to communicate. This Guide aims to improve awareness and foster
communication, with the goal of containing risk,” they added.
To avoid major e-discovery disasters, Cohen and Boland warn lawyers
not to assume anything. For example, lawyers should be aware that
clients may not understand all of their legal obligations with respect
to electronically stored information (ESI). It also is a mistake to
think that the adversary will pay for expensive e-discovery-related
costs or will produce ESI in the form your client needs or
Each of the guidelines is accompanied by extensive commentary.
Central among them are:
Containing cost of e-discovery: The volume of ESI
involved in preservation and discovery substantially increases the costs
of litigation. Even before litigation commences, clients should be
advised to implement proactive programs, such as document retention
policies, hold and collection procedures, adjustments to information
technology practices, user education and other measures to help control
costs of e-discovery.
Sanctions for spoliation: Establishing a sound
litigation hold process is the best way to avoid a spoliation disaster.
It may also be important in showing good faith if spoliation does occur.
Exposing the inadequacies in an adversary’s process is an
effective way to show the court that the spoliator had no regard for ESI
Pre-litigation duty to preserve ESI: Take a

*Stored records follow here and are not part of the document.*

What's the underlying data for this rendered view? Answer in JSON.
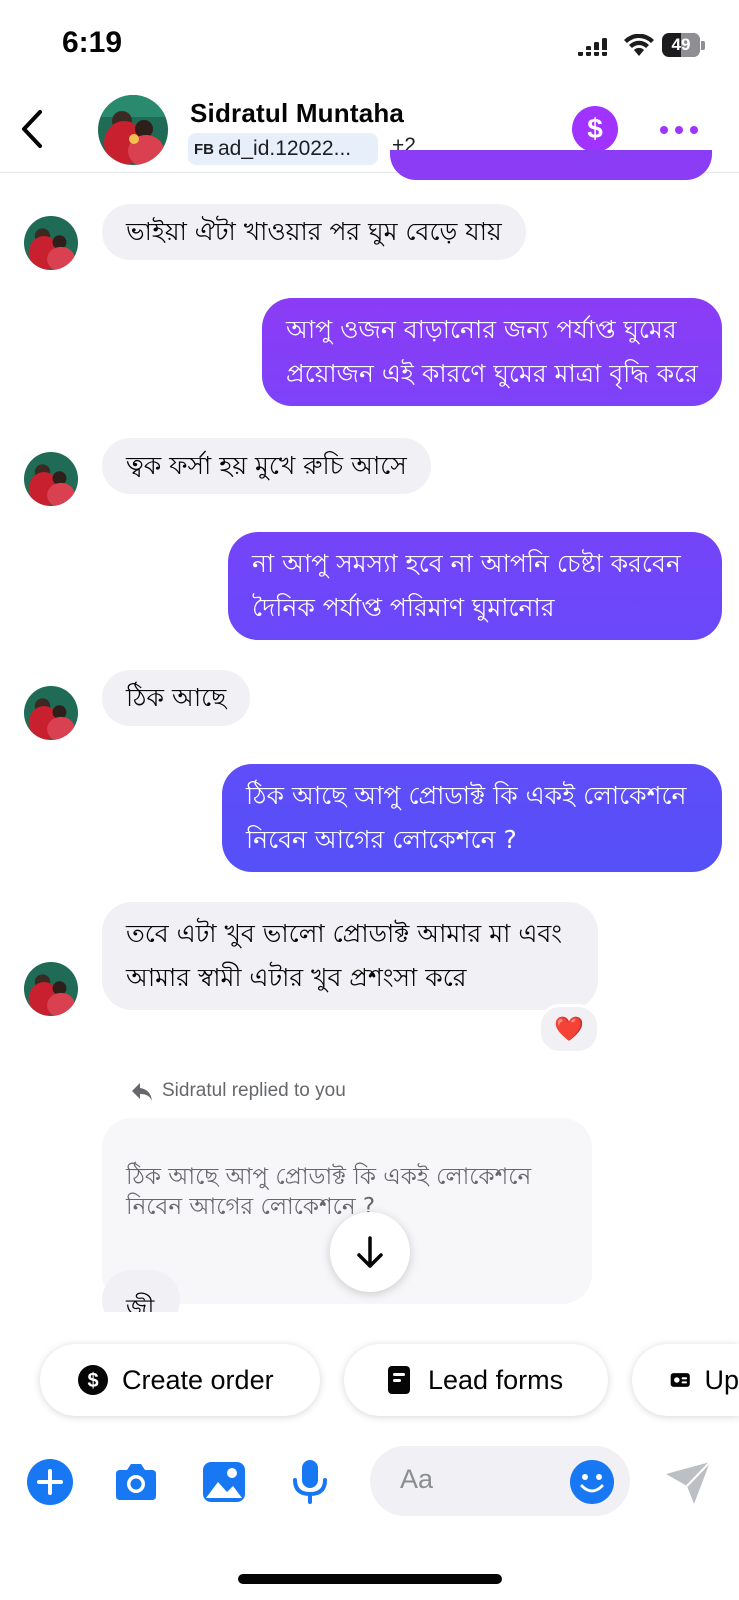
{
  "status_bar": {
    "time": "6:19",
    "battery": "49",
    "battery_level": 0.49
  },
  "header": {
    "contact_name": "Sidratul Muntaha",
    "ad_prefix": "FB",
    "ad_id": "ad_id.12022...",
    "more_tags": "+2"
  },
  "messages": [
    {
      "direction": "in",
      "text": "ভাইয়া ঐটা খাওয়ার পর ঘুম বেড়ে যায়"
    },
    {
      "direction": "out",
      "text_lines": [
        "আপু ওজন বাড়ানোর জন্য পর্যাপ্ত ঘুমের",
        "প্রয়োজন এই কারণে ঘুমের মাত্রা বৃদ্ধি করে"
      ]
    },
    {
      "direction": "in",
      "text": "ত্বক ফর্সা হয় মুখে রুচি আসে"
    },
    {
      "direction": "out",
      "text_lines": [
        "না আপু সমস্যা হবে না আপনি চেষ্টা করবেন",
        "দৈনিক পর্যাপ্ত পরিমাণ ঘুমানোর"
      ]
    },
    {
      "direction": "in",
      "text": "ঠিক আছে"
    },
    {
      "direction": "out",
      "text_lines": [
        "ঠিক আছে আপু প্রোডাক্ট কি একই লোকেশনে",
        "নিবেন আগের লোকেশনে ?"
      ]
    },
    {
      "direction": "in",
      "text_lines": [
        "তবে এটা খুব ভালো প্রোডাক্ট আমার মা এবং",
        "আমার স্বামী এটার খুব প্রশংসা করে"
      ],
      "reaction": "❤️"
    }
  ],
  "reply": {
    "label": "Sidratul replied to you",
    "quoted_lines": [
      "ঠিক আছে আপু প্রোডাক্ট কি একই লোকেশনে",
      "নিবেন আগের লোকেশনে ?"
    ],
    "text": "জী"
  },
  "chips": [
    {
      "label": "Create order",
      "icon": "dollar-circle-icon"
    },
    {
      "label": "Lead forms",
      "icon": "form-icon"
    },
    {
      "label": "Up",
      "icon": "id-card-icon"
    }
  ],
  "composer": {
    "placeholder": "Aa"
  },
  "colors": {
    "accent": "#a033ff",
    "blue": "#1877f2",
    "incoming_bubble": "#f0f0f5"
  }
}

conservative approach. If there is doubt as to whether the duty to
preserve has been triggered, assume that the duty might exist.
What ESI should be preserved: It is often best to be
conservative and preserve broadly. You can always argue about the
appropriate boundaries of discovery later, but if you fail to preserve
ESI and the court decides you should produce it, you will have a serious
Legal hold notices: Counsel should issue a written
“legal hold” instructing applicable custodians about the
duty to preserve and how it relates to information. The goal here is to
effectively prohibit and monitor preservation efforts.
Be familiar with your client’s information
technology: As soon as litigation is anticipated, counsel
should familiarize themselves with their client’s information
technology, sources of ESI, and other related matters.
Form of production of ESI: Failing to identify the
form of production could have disastrous results. Counsel may require,
for instance, that ESI produced by their adversary should be searchable
in full or with respect to certain categories of information. The ESI
produced by the adversary should be compatible with the requesting
party’s computer system or platform. It is important to ensure
that the form of production demanded does not require your client to
transform native ESI in a way that is unreasonably expensive.
Guidelines for Best Practices is the result of months of
work by members of the Commercial and Federal Litigation Section’s
E-Discovery Committee. The process of preparing the publication involved
extensive input from New York practitioners, judges, and technical and
industry experts. The section is planning a series of CLE events on the
guidelines, as well as regular updates as warranted.
The 77,000-member New York State Bar Association is the largest
voluntary state bar association in the nation. It was founded in
NEW YORK STATE BAR ASSOCIATION, ONE ELK STREET, ALBANY, NY 12207 PH: (518) 463-3200 SECURE FX: (518) 463-5993